Copy out every record below with complete accuracy.

■ ■ ■ ■ ■

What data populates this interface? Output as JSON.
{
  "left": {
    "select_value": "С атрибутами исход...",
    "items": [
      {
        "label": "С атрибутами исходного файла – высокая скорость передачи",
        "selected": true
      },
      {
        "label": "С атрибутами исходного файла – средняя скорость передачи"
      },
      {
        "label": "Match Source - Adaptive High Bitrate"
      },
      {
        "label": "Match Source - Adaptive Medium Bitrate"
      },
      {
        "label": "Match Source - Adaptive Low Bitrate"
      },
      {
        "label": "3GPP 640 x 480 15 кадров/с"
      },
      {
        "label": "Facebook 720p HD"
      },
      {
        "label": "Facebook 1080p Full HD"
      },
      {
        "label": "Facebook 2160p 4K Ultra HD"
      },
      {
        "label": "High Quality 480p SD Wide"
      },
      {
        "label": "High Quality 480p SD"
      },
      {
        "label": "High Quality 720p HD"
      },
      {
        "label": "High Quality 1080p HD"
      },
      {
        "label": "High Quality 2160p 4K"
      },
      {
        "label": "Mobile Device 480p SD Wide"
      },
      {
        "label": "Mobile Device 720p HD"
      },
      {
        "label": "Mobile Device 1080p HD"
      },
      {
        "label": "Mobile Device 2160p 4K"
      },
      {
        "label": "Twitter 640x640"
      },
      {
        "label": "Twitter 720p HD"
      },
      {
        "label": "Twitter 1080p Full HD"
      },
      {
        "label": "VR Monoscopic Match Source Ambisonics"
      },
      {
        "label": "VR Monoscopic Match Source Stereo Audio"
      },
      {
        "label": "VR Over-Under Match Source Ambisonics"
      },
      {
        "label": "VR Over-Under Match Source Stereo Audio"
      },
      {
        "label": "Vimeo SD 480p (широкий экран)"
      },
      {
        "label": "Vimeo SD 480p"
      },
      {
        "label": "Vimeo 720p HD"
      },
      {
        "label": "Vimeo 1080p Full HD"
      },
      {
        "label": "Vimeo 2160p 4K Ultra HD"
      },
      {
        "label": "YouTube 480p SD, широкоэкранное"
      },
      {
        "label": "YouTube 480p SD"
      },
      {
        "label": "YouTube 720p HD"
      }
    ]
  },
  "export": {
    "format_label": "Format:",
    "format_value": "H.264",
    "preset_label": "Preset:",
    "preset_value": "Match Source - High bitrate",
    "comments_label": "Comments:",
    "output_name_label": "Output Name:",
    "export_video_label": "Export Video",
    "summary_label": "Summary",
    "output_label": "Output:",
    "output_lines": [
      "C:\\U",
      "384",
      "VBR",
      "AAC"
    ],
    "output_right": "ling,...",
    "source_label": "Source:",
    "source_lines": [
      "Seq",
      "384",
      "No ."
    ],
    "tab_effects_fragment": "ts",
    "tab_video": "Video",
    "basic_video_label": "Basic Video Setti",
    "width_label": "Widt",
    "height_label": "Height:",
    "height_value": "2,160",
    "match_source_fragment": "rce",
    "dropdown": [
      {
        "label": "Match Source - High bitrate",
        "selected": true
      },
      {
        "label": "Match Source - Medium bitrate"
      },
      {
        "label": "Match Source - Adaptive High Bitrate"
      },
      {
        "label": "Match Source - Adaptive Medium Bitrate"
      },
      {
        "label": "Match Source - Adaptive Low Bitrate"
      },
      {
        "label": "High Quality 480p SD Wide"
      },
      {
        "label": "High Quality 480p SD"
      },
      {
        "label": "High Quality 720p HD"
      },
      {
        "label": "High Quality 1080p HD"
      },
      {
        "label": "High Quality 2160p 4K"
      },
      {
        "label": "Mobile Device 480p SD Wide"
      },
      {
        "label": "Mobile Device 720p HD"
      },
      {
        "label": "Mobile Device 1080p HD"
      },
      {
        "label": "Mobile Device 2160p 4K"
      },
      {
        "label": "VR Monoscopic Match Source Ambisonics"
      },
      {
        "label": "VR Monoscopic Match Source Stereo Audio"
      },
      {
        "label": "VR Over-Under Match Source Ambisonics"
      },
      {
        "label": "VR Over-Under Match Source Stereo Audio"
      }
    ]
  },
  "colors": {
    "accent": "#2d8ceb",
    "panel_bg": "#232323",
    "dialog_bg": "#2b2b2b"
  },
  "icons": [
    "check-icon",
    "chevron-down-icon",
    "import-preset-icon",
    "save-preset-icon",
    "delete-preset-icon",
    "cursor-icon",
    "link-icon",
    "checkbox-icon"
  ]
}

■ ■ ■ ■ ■

Written response |
What data populates this interface? Output as JSON.
{
  "left": {
    "select_value": "С атрибутами исход...",
    "items": [
      {
        "label": "С атрибутами исходного файла – высокая скорость передачи",
        "selected": true
      },
      {
        "label": "С атрибутами исходного файла – средняя скорость передачи"
      },
      {
        "label": "Match Source - Adaptive High Bitrate"
      },
      {
        "label": "Match Source - Adaptive Medium Bitrate"
      },
      {
        "label": "Match Source - Adaptive Low Bitrate"
      },
      {
        "label": "3GPP 640 x 480 15 кадров/с"
      },
      {
        "label": "Facebook 720p HD"
      },
      {
        "label": "Facebook 1080p Full HD"
      },
      {
        "label": "Facebook 2160p 4K Ultra HD"
      },
      {
        "label": "High Quality 480p SD Wide"
      },
      {
        "label": "High Quality 480p SD"
      },
      {
        "label": "High Quality 720p HD"
      },
      {
        "label": "High Quality 1080p HD"
      },
      {
        "label": "High Quality 2160p 4K"
      },
      {
        "label": "Mobile Device 480p SD Wide"
      },
      {
        "label": "Mobile Device 720p HD"
      },
      {
        "label": "Mobile Device 1080p HD"
      },
      {
        "label": "Mobile Device 2160p 4K"
      },
      {
        "label": "Twitter 640x640"
      },
      {
        "label": "Twitter 720p HD"
      },
      {
        "label": "Twitter 1080p Full HD"
      },
      {
        "label": "VR Monoscopic Match Source Ambisonics"
      },
      {
        "label": "VR Monoscopic Match Source Stereo Audio"
      },
      {
        "label": "VR Over-Under Match Source Ambisonics"
      },
      {
        "label": "VR Over-Under Match Source Stereo Audio"
      },
      {
        "label": "Vimeo SD 480p (широкий экран)"
      },
      {
        "label": "Vimeo SD 480p"
      },
      {
        "label": "Vimeo 720p HD"
      },
      {
        "label": "Vimeo 1080p Full HD"
      },
      {
        "label": "Vimeo 2160p 4K Ultra HD"
      },
      {
        "label": "YouTube 480p SD, широкоэкранное"
      },
      {
        "label": "YouTube 480p SD"
      },
      {
        "label": "YouTube 720p HD"
      }
    ]
  },
  "export": {
    "format_label": "Format:",
    "format_value": "H.264",
    "preset_label": "Preset:",
    "preset_value": "Match Source - High bitrate",
    "comments_label": "Comments:",
    "output_name_label": "Output Name:",
    "export_video_label": "Export Video",
    "summary_label": "Summary",
    "output_label": "Output:",
    "output_lines": [
      "C:\\U",
      "384",
      "VBR",
      "AAC"
    ],
    "output_right": "ling,...",
    "source_label": "Source:",
    "source_lines": [
      "Seq",
      "384",
      "No ."
    ],
    "tab_effects_fragment": "ts",
    "tab_video": "Video",
    "basic_video_label": "Basic Video Setti",
    "width_label": "Widt",
    "height_label": "Height:",
    "height_value": "2,160",
    "match_source_fragment": "rce",
    "dropdown": [
      {
        "label": "Match Source - High bitrate",
        "selected": true
      },
      {
        "label": "Match Source - Medium bitrate"
      },
      {
        "label": "Match Source - Adaptive High Bitrate"
      },
      {
        "label": "Match Source - Adaptive Medium Bitrate"
      },
      {
        "label": "Match Source - Adaptive Low Bitrate"
      },
      {
        "label": "High Quality 480p SD Wide"
      },
      {
        "label": "High Quality 480p SD"
      },
      {
        "label": "High Quality 720p HD"
      },
      {
        "label": "High Quality 1080p HD"
      },
      {
        "label": "High Quality 2160p 4K"
      },
      {
        "label": "Mobile Device 480p SD Wide"
      },
      {
        "label": "Mobile Device 720p HD"
      },
      {
        "label": "Mobile Device 1080p HD"
      },
      {
        "label": "Mobile Device 2160p 4K"
      },
      {
        "label": "VR Monoscopic Match Source Ambisonics"
      },
      {
        "label": "VR Monoscopic Match Source Stereo Audio"
      },
      {
        "label": "VR Over-Under Match Source Ambisonics"
      },
      {
        "label": "VR Over-Under Match Source Stereo Audio"
      }
    ]
  },
  "colors": {
    "accent": "#2d8ceb",
    "panel_bg": "#232323",
    "dialog_bg": "#2b2b2b"
  },
  "icons": [
    "check-icon",
    "chevron-down-icon",
    "import-preset-icon",
    "save-preset-icon",
    "delete-preset-icon",
    "cursor-icon",
    "link-icon",
    "checkbox-icon"
  ]
}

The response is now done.